- Time: 18:00-19:30
- Date: Monday, 21 March 2022
- Venue: Zhumu (For Zhumu link, please contact: COM@xjtlu.edu.cn)
For many commentators, these systems—which use algorithms to suggest content likely to interest viewers on the basis of their prior viewing histories—represent a fundamentally new way of connecting cultural objects and human beings. Computer scientists, business gurus, and feature writers swoon over the ability to scale the provision of cultural recommendation using big data. In contrast, academics and activists sustain suspicions of filter bubbles and object to how such computational processes seem bound to confirm rather than challenge or develop taste. For these passionate interlocutors, algorithmic recommendation represents the end of humanist criticism as we have known it, the death knell of the Arnoldian“‘best which has been thought and said”. Curiously, however, both the vociferous champions and vehement critics share a common first-principle assumption: that VOD recommender systems are effective, powerful, unprecedented and widely used. Based on a long-term research project, this paper seeks to overturn this consensus, using, among other avenues of inquiry, a mixed-method empirical audience study of VOD users.
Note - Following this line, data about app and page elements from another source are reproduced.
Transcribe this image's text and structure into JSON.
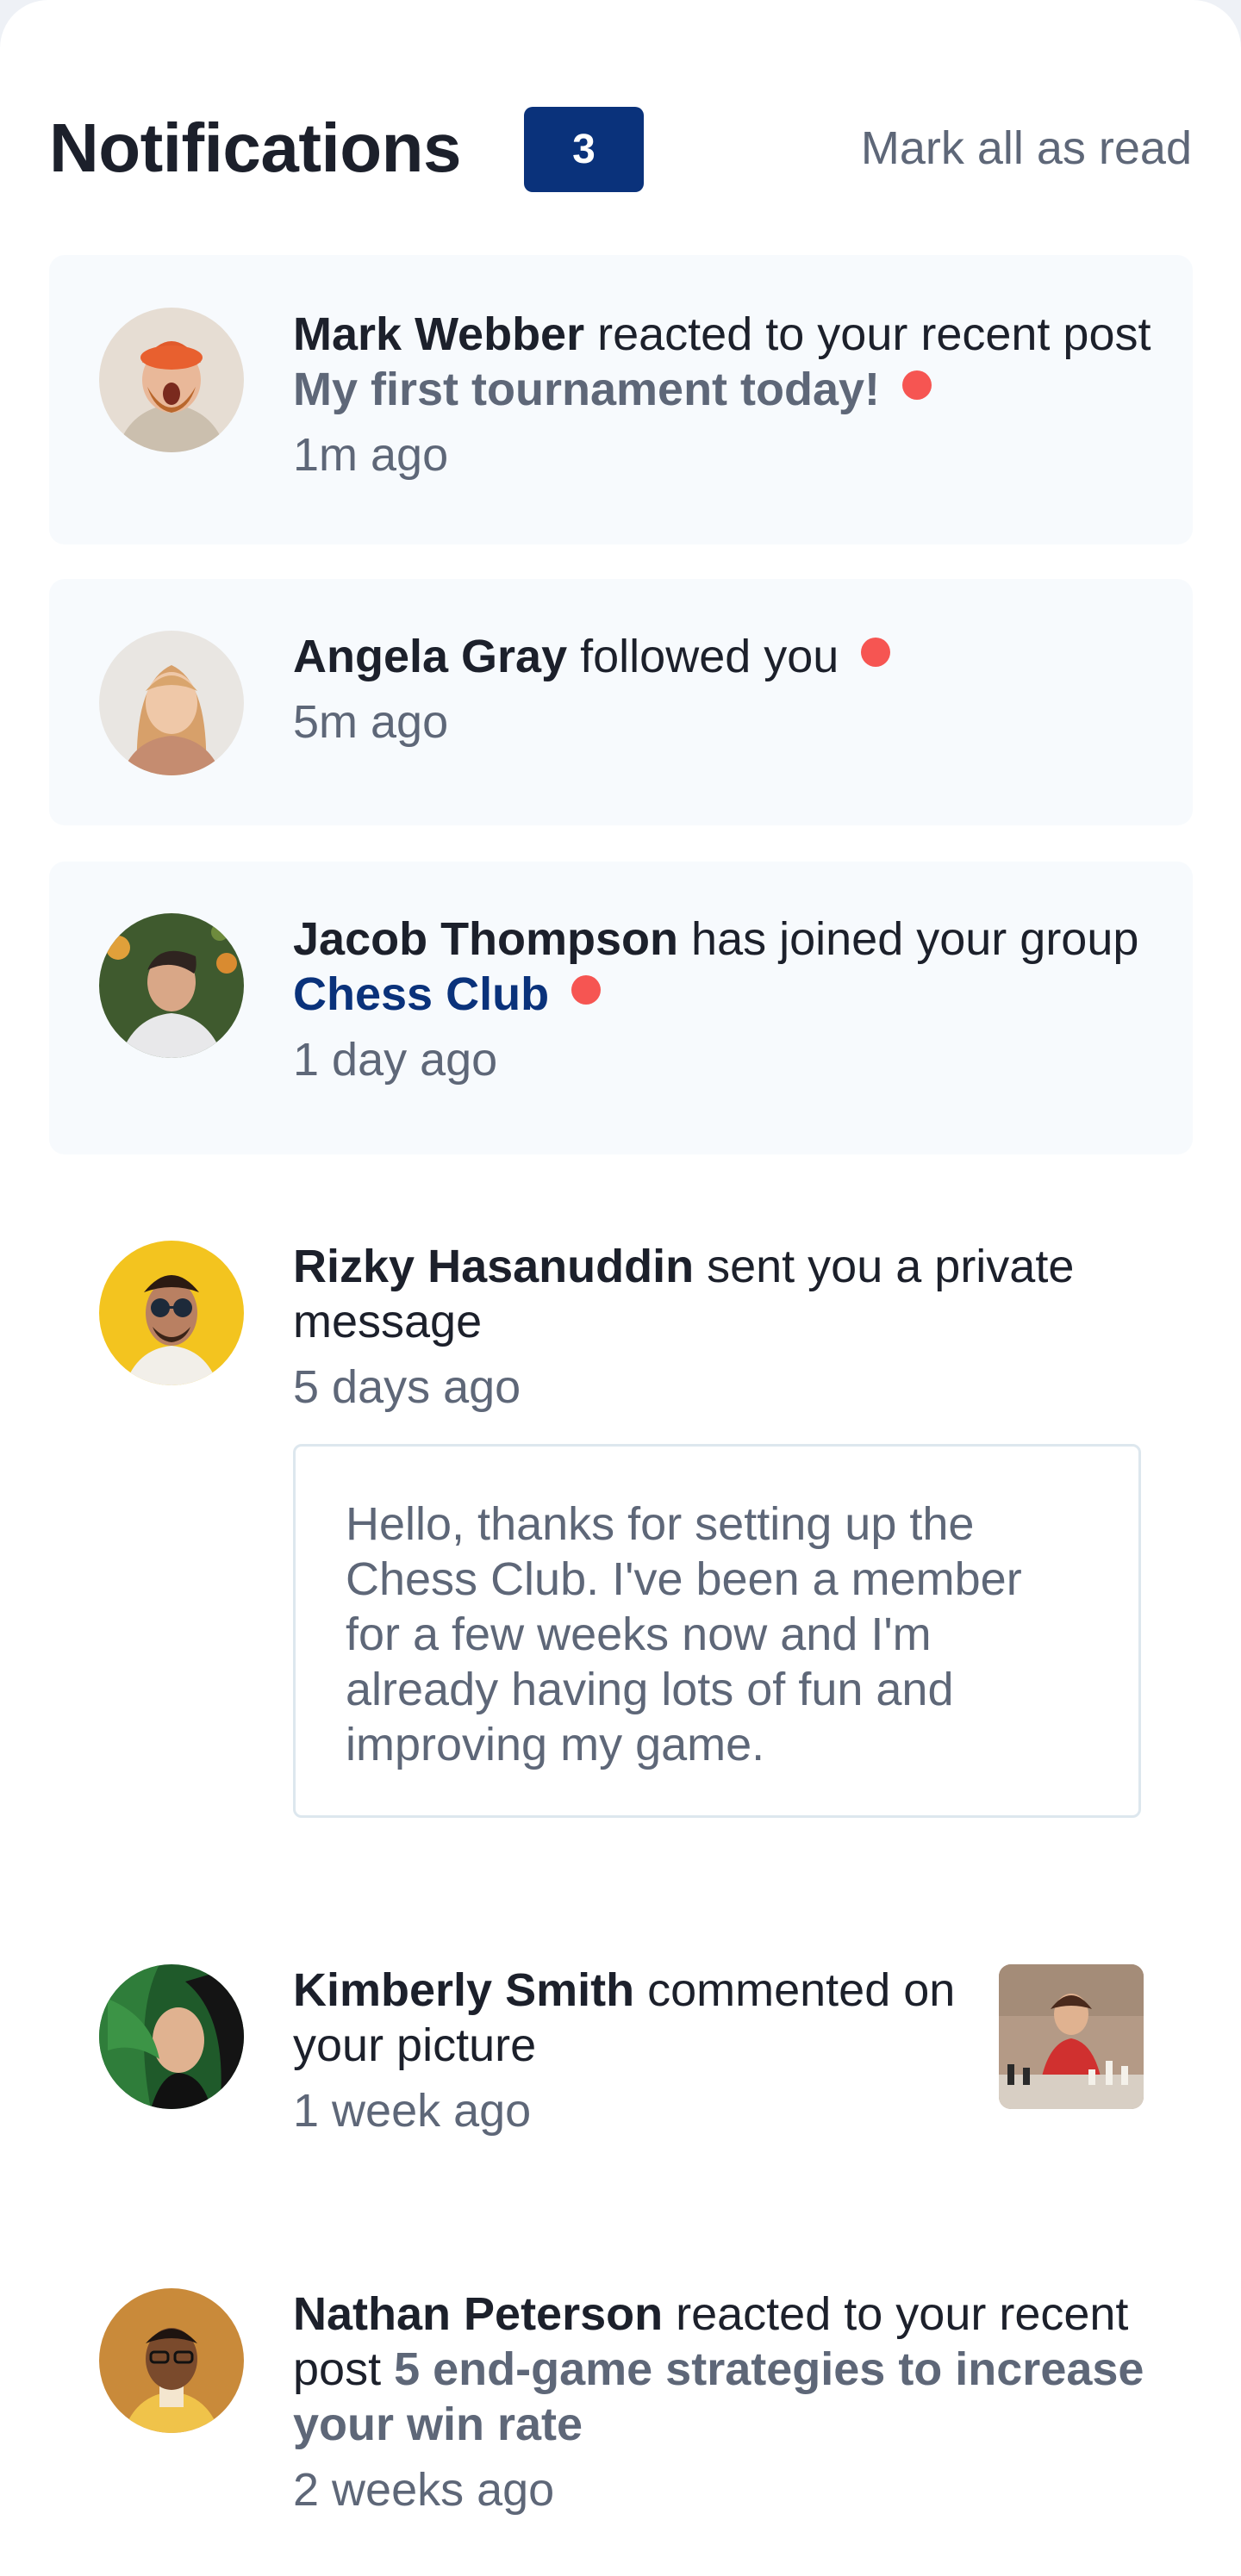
{
  "header": {
    "title": "Notifications",
    "unread_count": "3",
    "mark_all_label": "Mark all as read"
  },
  "colors": {
    "badge": "#0a327b",
    "unread_dot": "#f65552",
    "unread_bg": "#f7fafd",
    "heading_text": "#1c202b",
    "muted_text": "#5e6778"
  },
  "notifications": [
    {
      "name": "Mark Webber",
      "action": "reacted to your recent post",
      "target": "My first tournament today!",
      "time": "1m ago",
      "unread": true
    },
    {
      "name": "Angela Gray",
      "action": "followed you",
      "time": "5m ago",
      "unread": true
    },
    {
      "name": "Jacob Thompson",
      "action": "has joined your group",
      "target": "Chess Club",
      "time": "1 day ago",
      "unread": true
    },
    {
      "name": "Rizky Hasanuddin",
      "action": "sent you a private message",
      "time": "5 days ago",
      "unread": false,
      "message": "Hello, thanks for setting up the Chess Club. I've been a member for a few weeks now and I'm already having lots of fun and improving my game."
    },
    {
      "name": "Kimberly Smith",
      "action": "commented on your picture",
      "time": "1 week ago",
      "unread": false
    },
    {
      "name": "Nathan Peterson",
      "action": "reacted to your recent post",
      "target": "5 end-game strategies to increase your win rate",
      "time": "2 weeks ago",
      "unread": false
    }
  ]
}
Mattias Frey is Professor of Film, Media and Culture in the School of Arts, University of Kent. In his recent and ongoing research, he has taken a critical media industries approach to film (esp. distribution, regulation, exhibition); film and media audiences; promotional media and cultural intermediation (esp. film marketing, criticism); and digital culture (e.g. algorithmic recommender systems). His most recent monograph is Netflix Recommends: Algorithms, Film Choice, and the History of Taste. Profile page: Kent.ac.uk/arts/people/2130/frey-mattias.